Description of the task => Reproduce every line of the material below exactly. No pictures belong in the copy.

======

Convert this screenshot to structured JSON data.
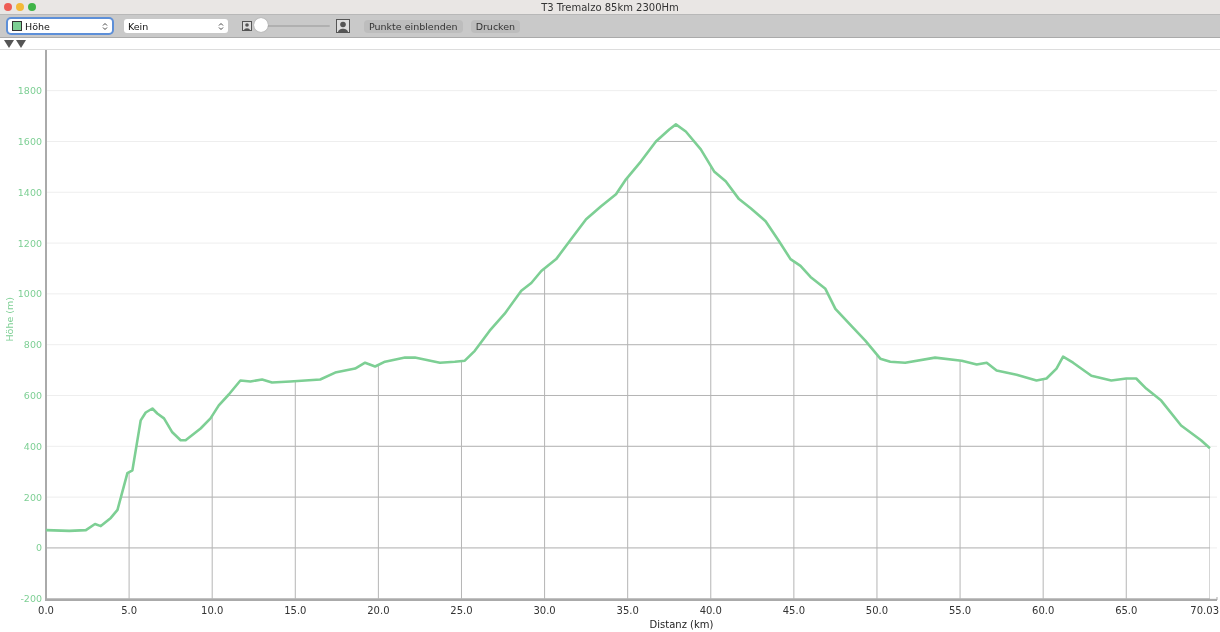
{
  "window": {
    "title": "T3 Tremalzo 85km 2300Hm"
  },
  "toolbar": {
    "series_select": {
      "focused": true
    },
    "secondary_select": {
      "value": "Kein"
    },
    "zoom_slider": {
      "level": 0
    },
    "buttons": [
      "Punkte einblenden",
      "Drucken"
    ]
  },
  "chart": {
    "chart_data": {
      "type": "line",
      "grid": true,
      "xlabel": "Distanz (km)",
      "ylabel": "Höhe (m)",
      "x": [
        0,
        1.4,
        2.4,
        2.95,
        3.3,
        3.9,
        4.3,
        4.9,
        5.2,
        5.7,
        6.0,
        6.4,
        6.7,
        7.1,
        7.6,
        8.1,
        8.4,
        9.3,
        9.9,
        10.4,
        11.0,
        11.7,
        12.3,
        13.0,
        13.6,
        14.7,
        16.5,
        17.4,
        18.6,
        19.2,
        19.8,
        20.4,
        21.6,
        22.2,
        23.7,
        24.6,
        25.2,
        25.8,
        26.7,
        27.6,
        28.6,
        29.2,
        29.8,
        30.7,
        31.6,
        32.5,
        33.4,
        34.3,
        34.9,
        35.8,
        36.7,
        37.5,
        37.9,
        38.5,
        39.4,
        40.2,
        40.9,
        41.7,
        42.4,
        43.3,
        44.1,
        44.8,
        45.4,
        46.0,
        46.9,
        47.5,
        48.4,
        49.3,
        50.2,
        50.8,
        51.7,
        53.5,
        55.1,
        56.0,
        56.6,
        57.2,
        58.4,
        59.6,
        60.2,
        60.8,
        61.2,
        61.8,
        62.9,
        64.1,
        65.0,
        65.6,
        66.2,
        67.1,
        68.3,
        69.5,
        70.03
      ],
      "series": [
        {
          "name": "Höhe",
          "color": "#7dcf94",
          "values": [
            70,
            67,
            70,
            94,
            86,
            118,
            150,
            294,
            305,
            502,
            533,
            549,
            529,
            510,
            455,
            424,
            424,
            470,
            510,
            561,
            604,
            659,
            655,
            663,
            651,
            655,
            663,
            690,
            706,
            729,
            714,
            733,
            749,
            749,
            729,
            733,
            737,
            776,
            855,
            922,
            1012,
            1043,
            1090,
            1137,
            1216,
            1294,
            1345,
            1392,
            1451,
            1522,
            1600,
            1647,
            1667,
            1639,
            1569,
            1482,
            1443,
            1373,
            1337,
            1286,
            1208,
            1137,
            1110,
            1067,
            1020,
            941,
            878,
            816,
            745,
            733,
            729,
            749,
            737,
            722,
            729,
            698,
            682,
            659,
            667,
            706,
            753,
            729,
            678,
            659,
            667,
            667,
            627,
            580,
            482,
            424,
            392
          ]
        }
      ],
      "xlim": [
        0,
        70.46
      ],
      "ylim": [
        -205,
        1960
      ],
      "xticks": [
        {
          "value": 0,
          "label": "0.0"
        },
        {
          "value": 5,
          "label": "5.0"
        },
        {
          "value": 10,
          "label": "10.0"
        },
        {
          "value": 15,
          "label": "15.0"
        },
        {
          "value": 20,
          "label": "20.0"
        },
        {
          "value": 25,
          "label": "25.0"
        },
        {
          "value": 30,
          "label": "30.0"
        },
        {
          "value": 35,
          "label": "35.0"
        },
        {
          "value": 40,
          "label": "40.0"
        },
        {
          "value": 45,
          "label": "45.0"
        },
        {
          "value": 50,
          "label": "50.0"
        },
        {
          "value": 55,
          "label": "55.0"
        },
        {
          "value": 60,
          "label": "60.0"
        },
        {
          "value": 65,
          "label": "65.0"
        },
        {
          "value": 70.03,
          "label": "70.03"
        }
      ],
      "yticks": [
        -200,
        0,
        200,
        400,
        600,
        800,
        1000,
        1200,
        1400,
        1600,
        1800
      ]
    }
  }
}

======

Result for this exercise =>
Convert this screenshot to structured JSON data.
{
  "window": {
    "title": "T3 Tremalzo 85km 2300Hm"
  },
  "toolbar": {
    "series_select": {
      "focused": true
    },
    "secondary_select": {
      "value": "Kein"
    },
    "zoom_slider": {
      "level": 0
    },
    "buttons": [
      "Punkte einblenden",
      "Drucken"
    ]
  },
  "chart": {
    "chart_data": {
      "type": "line",
      "grid": true,
      "xlabel": "Distanz (km)",
      "ylabel": "Höhe (m)",
      "x": [
        0,
        1.4,
        2.4,
        2.95,
        3.3,
        3.9,
        4.3,
        4.9,
        5.2,
        5.7,
        6.0,
        6.4,
        6.7,
        7.1,
        7.6,
        8.1,
        8.4,
        9.3,
        9.9,
        10.4,
        11.0,
        11.7,
        12.3,
        13.0,
        13.6,
        14.7,
        16.5,
        17.4,
        18.6,
        19.2,
        19.8,
        20.4,
        21.6,
        22.2,
        23.7,
        24.6,
        25.2,
        25.8,
        26.7,
        27.6,
        28.6,
        29.2,
        29.8,
        30.7,
        31.6,
        32.5,
        33.4,
        34.3,
        34.9,
        35.8,
        36.7,
        37.5,
        37.9,
        38.5,
        39.4,
        40.2,
        40.9,
        41.7,
        42.4,
        43.3,
        44.1,
        44.8,
        45.4,
        46.0,
        46.9,
        47.5,
        48.4,
        49.3,
        50.2,
        50.8,
        51.7,
        53.5,
        55.1,
        56.0,
        56.6,
        57.2,
        58.4,
        59.6,
        60.2,
        60.8,
        61.2,
        61.8,
        62.9,
        64.1,
        65.0,
        65.6,
        66.2,
        67.1,
        68.3,
        69.5,
        70.03
      ],
      "series": [
        {
          "name": "Höhe",
          "color": "#7dcf94",
          "values": [
            70,
            67,
            70,
            94,
            86,
            118,
            150,
            294,
            305,
            502,
            533,
            549,
            529,
            510,
            455,
            424,
            424,
            470,
            510,
            561,
            604,
            659,
            655,
            663,
            651,
            655,
            663,
            690,
            706,
            729,
            714,
            733,
            749,
            749,
            729,
            733,
            737,
            776,
            855,
            922,
            1012,
            1043,
            1090,
            1137,
            1216,
            1294,
            1345,
            1392,
            1451,
            1522,
            1600,
            1647,
            1667,
            1639,
            1569,
            1482,
            1443,
            1373,
            1337,
            1286,
            1208,
            1137,
            1110,
            1067,
            1020,
            941,
            878,
            816,
            745,
            733,
            729,
            749,
            737,
            722,
            729,
            698,
            682,
            659,
            667,
            706,
            753,
            729,
            678,
            659,
            667,
            667,
            627,
            580,
            482,
            424,
            392
          ]
        }
      ],
      "xlim": [
        0,
        70.46
      ],
      "ylim": [
        -205,
        1960
      ],
      "xticks": [
        {
          "value": 0,
          "label": "0.0"
        },
        {
          "value": 5,
          "label": "5.0"
        },
        {
          "value": 10,
          "label": "10.0"
        },
        {
          "value": 15,
          "label": "15.0"
        },
        {
          "value": 20,
          "label": "20.0"
        },
        {
          "value": 25,
          "label": "25.0"
        },
        {
          "value": 30,
          "label": "30.0"
        },
        {
          "value": 35,
          "label": "35.0"
        },
        {
          "value": 40,
          "label": "40.0"
        },
        {
          "value": 45,
          "label": "45.0"
        },
        {
          "value": 50,
          "label": "50.0"
        },
        {
          "value": 55,
          "label": "55.0"
        },
        {
          "value": 60,
          "label": "60.0"
        },
        {
          "value": 65,
          "label": "65.0"
        },
        {
          "value": 70.03,
          "label": "70.03"
        }
      ],
      "yticks": [
        -200,
        0,
        200,
        400,
        600,
        800,
        1000,
        1200,
        1400,
        1600,
        1800
      ]
    }
  }
}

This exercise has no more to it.